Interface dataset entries
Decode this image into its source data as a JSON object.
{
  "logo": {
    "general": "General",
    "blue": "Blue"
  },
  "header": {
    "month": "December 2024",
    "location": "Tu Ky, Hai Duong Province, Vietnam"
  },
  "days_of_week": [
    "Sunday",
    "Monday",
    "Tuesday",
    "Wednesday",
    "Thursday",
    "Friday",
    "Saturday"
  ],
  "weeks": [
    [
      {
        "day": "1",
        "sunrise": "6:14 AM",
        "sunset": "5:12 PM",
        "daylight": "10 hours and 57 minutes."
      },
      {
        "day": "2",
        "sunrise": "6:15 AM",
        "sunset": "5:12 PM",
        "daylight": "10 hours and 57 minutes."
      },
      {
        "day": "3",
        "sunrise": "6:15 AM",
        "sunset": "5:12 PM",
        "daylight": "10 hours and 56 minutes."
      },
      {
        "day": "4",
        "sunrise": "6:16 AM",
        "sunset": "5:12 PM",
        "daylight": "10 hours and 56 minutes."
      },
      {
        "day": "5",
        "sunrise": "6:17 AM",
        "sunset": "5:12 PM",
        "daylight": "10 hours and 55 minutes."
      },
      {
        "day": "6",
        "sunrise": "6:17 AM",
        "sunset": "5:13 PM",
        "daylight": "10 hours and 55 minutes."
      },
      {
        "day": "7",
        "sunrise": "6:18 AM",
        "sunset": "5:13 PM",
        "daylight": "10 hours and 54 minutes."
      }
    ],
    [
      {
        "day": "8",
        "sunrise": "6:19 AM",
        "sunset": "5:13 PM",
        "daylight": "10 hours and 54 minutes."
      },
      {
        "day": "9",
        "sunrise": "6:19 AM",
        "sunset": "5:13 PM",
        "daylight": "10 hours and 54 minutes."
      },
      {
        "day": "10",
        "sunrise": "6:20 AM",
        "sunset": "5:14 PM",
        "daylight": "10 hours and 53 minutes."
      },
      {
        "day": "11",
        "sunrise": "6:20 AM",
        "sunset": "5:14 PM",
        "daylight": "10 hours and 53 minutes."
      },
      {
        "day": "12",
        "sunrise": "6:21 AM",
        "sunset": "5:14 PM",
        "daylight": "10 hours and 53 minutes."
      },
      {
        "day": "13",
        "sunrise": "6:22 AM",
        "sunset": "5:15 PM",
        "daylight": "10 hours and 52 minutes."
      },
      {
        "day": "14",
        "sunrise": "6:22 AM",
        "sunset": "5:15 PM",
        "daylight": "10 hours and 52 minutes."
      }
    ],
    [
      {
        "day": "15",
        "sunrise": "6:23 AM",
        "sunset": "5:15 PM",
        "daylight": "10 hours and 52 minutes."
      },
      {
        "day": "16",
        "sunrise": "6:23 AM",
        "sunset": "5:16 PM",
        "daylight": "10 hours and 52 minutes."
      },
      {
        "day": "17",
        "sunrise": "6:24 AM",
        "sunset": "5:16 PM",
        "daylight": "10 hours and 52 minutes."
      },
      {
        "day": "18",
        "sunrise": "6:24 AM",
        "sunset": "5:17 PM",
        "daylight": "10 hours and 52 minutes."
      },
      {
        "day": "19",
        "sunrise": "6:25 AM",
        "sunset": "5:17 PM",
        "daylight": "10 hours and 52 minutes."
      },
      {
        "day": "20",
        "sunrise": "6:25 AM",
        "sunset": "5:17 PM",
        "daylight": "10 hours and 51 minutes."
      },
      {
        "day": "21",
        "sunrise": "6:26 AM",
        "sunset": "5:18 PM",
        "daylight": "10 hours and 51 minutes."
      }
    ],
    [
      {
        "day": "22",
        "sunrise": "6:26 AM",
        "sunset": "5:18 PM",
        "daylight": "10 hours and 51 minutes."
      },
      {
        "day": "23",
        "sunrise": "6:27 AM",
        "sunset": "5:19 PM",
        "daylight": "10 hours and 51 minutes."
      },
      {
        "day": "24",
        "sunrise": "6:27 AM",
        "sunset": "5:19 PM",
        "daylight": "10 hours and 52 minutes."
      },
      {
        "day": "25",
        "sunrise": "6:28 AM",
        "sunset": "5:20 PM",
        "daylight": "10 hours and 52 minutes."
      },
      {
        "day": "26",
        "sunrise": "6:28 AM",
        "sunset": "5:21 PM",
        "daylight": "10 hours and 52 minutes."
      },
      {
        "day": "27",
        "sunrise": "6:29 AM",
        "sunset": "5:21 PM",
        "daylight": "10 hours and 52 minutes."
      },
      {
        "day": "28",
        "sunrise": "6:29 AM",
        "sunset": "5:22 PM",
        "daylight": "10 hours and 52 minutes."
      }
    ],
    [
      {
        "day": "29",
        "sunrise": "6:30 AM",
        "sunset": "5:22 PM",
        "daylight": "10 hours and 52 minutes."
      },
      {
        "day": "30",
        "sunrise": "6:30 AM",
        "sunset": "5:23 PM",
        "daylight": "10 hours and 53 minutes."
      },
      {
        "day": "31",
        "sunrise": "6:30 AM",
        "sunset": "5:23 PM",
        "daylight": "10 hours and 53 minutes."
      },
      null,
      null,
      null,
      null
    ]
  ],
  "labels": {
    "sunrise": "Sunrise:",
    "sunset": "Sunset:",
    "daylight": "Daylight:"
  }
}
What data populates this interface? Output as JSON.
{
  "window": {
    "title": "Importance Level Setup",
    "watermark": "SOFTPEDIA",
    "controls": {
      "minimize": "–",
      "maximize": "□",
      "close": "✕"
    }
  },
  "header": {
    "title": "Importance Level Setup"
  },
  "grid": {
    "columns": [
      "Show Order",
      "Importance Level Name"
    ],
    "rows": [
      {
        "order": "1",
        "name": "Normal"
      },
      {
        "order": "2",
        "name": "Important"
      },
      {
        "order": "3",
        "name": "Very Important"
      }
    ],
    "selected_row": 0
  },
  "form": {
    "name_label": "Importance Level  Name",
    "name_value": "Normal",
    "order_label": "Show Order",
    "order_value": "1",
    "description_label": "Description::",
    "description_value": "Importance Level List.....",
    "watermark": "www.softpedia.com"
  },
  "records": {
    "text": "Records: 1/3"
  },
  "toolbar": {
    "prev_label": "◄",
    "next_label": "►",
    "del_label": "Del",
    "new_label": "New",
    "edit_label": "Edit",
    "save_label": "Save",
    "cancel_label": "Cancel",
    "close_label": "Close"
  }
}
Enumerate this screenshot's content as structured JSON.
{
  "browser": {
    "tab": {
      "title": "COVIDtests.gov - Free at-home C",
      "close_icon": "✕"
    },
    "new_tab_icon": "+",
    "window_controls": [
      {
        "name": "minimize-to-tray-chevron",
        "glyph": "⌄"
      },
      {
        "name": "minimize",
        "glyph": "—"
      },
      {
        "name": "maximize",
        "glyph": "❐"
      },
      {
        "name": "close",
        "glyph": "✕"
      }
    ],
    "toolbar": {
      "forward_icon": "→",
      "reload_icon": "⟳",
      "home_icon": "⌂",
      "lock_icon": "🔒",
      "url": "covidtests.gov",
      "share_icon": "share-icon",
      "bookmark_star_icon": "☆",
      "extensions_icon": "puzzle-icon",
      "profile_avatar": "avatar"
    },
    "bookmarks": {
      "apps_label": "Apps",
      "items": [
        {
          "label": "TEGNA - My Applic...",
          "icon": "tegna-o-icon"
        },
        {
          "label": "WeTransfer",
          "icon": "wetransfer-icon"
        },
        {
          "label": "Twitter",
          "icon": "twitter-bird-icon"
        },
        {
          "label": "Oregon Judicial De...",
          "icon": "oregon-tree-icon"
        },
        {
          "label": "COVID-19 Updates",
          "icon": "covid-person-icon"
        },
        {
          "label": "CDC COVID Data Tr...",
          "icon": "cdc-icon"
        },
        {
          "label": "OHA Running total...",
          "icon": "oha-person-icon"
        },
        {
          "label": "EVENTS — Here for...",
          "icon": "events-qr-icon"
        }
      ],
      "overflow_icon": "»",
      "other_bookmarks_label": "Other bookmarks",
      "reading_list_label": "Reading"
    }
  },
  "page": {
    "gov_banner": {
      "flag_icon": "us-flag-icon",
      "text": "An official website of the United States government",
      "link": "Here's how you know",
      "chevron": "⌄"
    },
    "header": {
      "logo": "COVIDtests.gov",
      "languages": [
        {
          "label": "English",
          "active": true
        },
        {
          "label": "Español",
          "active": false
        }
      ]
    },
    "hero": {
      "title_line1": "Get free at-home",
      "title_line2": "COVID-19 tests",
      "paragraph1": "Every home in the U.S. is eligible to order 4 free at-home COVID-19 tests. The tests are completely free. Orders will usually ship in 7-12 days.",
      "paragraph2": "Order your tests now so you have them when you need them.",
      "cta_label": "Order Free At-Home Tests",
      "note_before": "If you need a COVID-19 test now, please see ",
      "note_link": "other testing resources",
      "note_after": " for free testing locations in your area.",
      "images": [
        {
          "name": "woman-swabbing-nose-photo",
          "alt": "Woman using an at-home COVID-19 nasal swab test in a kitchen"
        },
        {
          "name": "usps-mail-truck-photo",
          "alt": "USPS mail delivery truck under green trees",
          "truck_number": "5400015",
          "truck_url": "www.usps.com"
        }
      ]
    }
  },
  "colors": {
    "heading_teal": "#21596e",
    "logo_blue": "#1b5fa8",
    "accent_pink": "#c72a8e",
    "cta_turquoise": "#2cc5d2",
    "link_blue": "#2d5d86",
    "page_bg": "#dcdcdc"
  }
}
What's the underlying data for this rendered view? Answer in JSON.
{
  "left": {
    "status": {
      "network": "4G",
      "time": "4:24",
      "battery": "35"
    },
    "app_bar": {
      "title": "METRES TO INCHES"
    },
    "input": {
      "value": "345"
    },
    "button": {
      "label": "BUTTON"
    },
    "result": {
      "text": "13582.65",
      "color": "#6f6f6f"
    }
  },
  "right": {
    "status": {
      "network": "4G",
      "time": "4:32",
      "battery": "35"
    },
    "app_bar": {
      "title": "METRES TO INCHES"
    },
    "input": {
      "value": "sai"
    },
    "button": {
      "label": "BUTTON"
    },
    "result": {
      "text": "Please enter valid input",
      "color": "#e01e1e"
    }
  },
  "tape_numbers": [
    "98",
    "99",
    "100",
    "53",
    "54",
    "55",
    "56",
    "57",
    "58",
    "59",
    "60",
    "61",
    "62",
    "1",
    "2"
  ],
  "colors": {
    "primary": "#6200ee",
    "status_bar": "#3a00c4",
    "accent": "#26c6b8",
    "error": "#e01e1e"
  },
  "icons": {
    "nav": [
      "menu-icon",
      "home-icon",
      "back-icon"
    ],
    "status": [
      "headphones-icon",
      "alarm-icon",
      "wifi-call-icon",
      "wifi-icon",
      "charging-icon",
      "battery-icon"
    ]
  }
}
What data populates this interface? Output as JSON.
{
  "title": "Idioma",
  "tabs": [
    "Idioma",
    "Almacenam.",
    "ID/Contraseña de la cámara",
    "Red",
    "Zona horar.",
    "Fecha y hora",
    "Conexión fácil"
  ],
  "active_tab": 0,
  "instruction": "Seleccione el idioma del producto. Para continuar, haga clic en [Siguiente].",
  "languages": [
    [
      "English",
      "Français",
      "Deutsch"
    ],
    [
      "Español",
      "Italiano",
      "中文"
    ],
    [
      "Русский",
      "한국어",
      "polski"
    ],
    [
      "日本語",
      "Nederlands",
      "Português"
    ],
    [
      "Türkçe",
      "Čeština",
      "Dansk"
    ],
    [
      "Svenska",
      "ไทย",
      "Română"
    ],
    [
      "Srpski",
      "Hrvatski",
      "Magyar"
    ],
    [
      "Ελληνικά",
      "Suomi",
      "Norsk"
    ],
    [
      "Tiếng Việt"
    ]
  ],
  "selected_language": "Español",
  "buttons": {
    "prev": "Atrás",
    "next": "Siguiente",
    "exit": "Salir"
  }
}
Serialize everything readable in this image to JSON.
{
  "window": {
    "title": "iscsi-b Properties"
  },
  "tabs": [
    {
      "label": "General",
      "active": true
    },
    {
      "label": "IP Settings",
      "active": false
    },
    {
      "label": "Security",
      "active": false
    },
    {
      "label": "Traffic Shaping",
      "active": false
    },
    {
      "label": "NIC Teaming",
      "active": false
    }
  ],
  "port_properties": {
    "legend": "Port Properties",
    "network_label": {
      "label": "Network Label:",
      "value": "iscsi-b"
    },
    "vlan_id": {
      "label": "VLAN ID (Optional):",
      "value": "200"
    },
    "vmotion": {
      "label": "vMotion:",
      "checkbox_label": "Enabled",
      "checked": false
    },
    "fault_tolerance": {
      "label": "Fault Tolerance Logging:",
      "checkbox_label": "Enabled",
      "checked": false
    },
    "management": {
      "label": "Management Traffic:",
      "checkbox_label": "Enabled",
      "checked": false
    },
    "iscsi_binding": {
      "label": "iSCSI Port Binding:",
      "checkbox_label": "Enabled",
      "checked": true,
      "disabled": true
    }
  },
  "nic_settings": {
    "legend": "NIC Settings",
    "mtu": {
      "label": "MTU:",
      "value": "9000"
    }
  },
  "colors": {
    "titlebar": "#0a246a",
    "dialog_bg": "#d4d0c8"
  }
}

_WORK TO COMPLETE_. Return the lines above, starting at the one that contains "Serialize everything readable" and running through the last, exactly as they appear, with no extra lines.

_RESULT FOR THIS EXERCISE_.
Serialize everything readable in this image to JSON.
{
  "window": {
    "title": "iscsi-b Properties"
  },
  "tabs": [
    {
      "label": "General",
      "active": true
    },
    {
      "label": "IP Settings",
      "active": false
    },
    {
      "label": "Security",
      "active": false
    },
    {
      "label": "Traffic Shaping",
      "active": false
    },
    {
      "label": "NIC Teaming",
      "active": false
    }
  ],
  "port_properties": {
    "legend": "Port Properties",
    "network_label": {
      "label": "Network Label:",
      "value": "iscsi-b"
    },
    "vlan_id": {
      "label": "VLAN ID (Optional):",
      "value": "200"
    },
    "vmotion": {
      "label": "vMotion:",
      "checkbox_label": "Enabled",
      "checked": false
    },
    "fault_tolerance": {
      "label": "Fault Tolerance Logging:",
      "checkbox_label": "Enabled",
      "checked": false
    },
    "management": {
      "label": "Management Traffic:",
      "checkbox_label": "Enabled",
      "checked": false
    },
    "iscsi_binding": {
      "label": "iSCSI Port Binding:",
      "checkbox_label": "Enabled",
      "checked": true,
      "disabled": true
    }
  },
  "nic_settings": {
    "legend": "NIC Settings",
    "mtu": {
      "label": "MTU:",
      "value": "9000"
    }
  },
  "colors": {
    "titlebar": "#0a246a",
    "dialog_bg": "#d4d0c8"
  }
}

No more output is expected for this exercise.